For Washington state candidates, it’s put up or shut up time.
Starting Monday morning, they have five days to file paperwork and pay the fee necessary to run for one of the many elective offices on this year’s ballot.
It may seem that some have been running for months, or even years, and in a sense that’s true. Candidates have been jumping into the U.S. Senate race since early 2009, and jumping out as recently as last Thursday.
Candidates in Washington can announce their campaigns whenever they want. They can even say they’re running for one office in January and switch to another in May. But by the first full week of June, they have to file a form and pay 1 percent of the annual salary of the office they seek to be on the Aug. 17 primary ballot.
By Friday, Washington voters will know how many Republicans, independents and third-party candidates really want to take on U.S. Sen. Patty Murray, a three-term incumbent Democrat. More than a dozen announced, the most recent being former state Sen. Dino Rossi, a two-time candidate for governor, just 12 days ago. After Rossi got in, two others who had been campaigning actively, state Sen. Don Benton and physician Art Coday, got out.
Others, including Clint Didier, a former pro football star who farms near Connell, say they are staying in.
This year’s primary ballot is a mix of federal, state and local races, most of them partisan. All seats in the U.S. House of Representatives are up for election. Rep. Cathy McMorris Rodgers, a Republican representing Eastern Washington’s 5th Congressional District for a third term, is seeking re-election, and as of last week had no Democratic opponent. Randall Yearout from the Constitution Party, a crane operator and former saddle shop owner, plans to run.
Although the primary sends the two top vote-getters to the general election ballot regardless of party, that usually means one Democrat and one Republican face off in November.
Some of the more crowded races for state and local offices could reveal splits within the parties. For Democrats, that could result in challenges from activists who call themselves progressives, incumbents who didn’t support more taxes and fewer service cuts to balance the state’s budget, or unions unhappy with a lack of support for organized labor’s key issues. For Republicans, that may mean contests between a candidate with the backing of tea party activists or more libertarian members and one with more traditional or “mainstream” supporters.
The Spokane area currently has two active Republican groups endorsing candidates for local office: the official Spokane County Republican Party, which has leaders chosen by precinct committee officers elected in 2008 or appointed since then, and the separate Republicans of Spokane County.
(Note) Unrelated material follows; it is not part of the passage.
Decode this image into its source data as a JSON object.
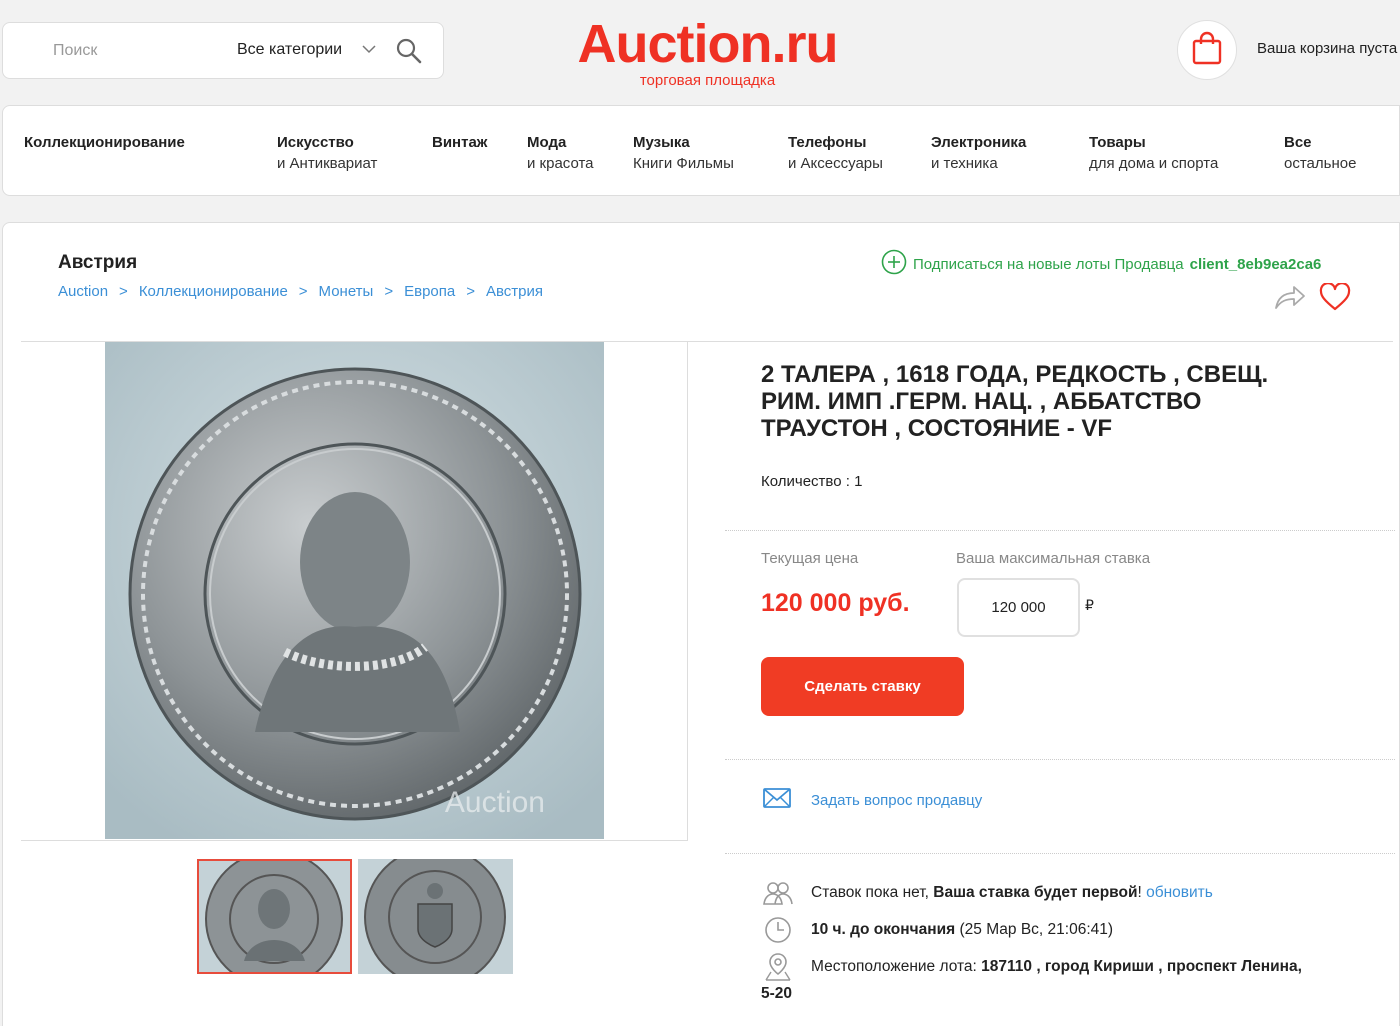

The county party has taken the unusual stance of backing a Republican challenger, Dave Stevens, against GOP incumbent Prosecutor Steve Tucker, and the two organizations are backing different challengers for county commission and at least one legislative race.
The legislative race is in Spokane’s 6th District, a traditional Republican stronghold that hadn’t elected a Democrat for about 70 years – when it elected two. Rep. John Driscoll faces a challenge from John Ahern, a longtime legislator who lost to Driscoll in 2008, and Shelly O’Quinn, a manager for Greater Spokane Inc. Ahern has the official party endorsement, O’Quinn the backing from the separate GOP group. Also in the 6th District, first-term Democratic Sen. Chris Marr faces Republican Mike Baumgartner, a local businessman.
Races for some open seats are already crowded. State Rep. Alex Wood, a Democrat in central Spokane’s 3rd District, is retiring, and at least three Democrats are looking to take the job: Bob Apple, Louise Chadez and Andy Billig, who has the local party’s endorsement. Other races with established incumbents in strongly partisan districts may have trouble drawing challengers: Wood’s Democratic seatmate, Timm Ormsby, has yet to draw a challenger; neither have Republican Reps. Matt Shea or Larry Crouse in the Valley’s strongly GOP 4th District, or Rep. Kevin Parker, the lone Republican in the 6th.
County Commissioner Bonnie Mager, a Democrat, has three announced Republican challengers, Al French, Jeff Holy and Steve Salvatori. Tucker has two other challengers, Republican Chris Bugby and Democrat Frank Malone. County Assessor Ralph Baker, a Republican, faces challenges from Republicans Terry Cook and Vicki Horton, Democrat Andy Jackson and independent Lori Wick.
Some county offices have only the incumbents as announced candidates – Auditor Vicky Dalton, Clerk Tom Fallquist, Sheriff Ozzie Knezovich and Treasurer Skip Chilberg.
That’s all subject to change, however, until 5 p.m. Friday when filing week closes.
Local journalism is essential.
Give directly to The Spokesman-Review's Northwest Passages community forums series -- which helps to offset the costs of several reporter and editor positions at the newspaper -- by using the easy options below. Gifts processed in this system are not tax deductible, but are predominately used to help meet the local financial requirements needed to receive national matching-grant funds.
Subscribe to the Coronavirus newsletter
Get the day’s latest Coronavirus news delivered to your inbox by subscribing to our newsletter.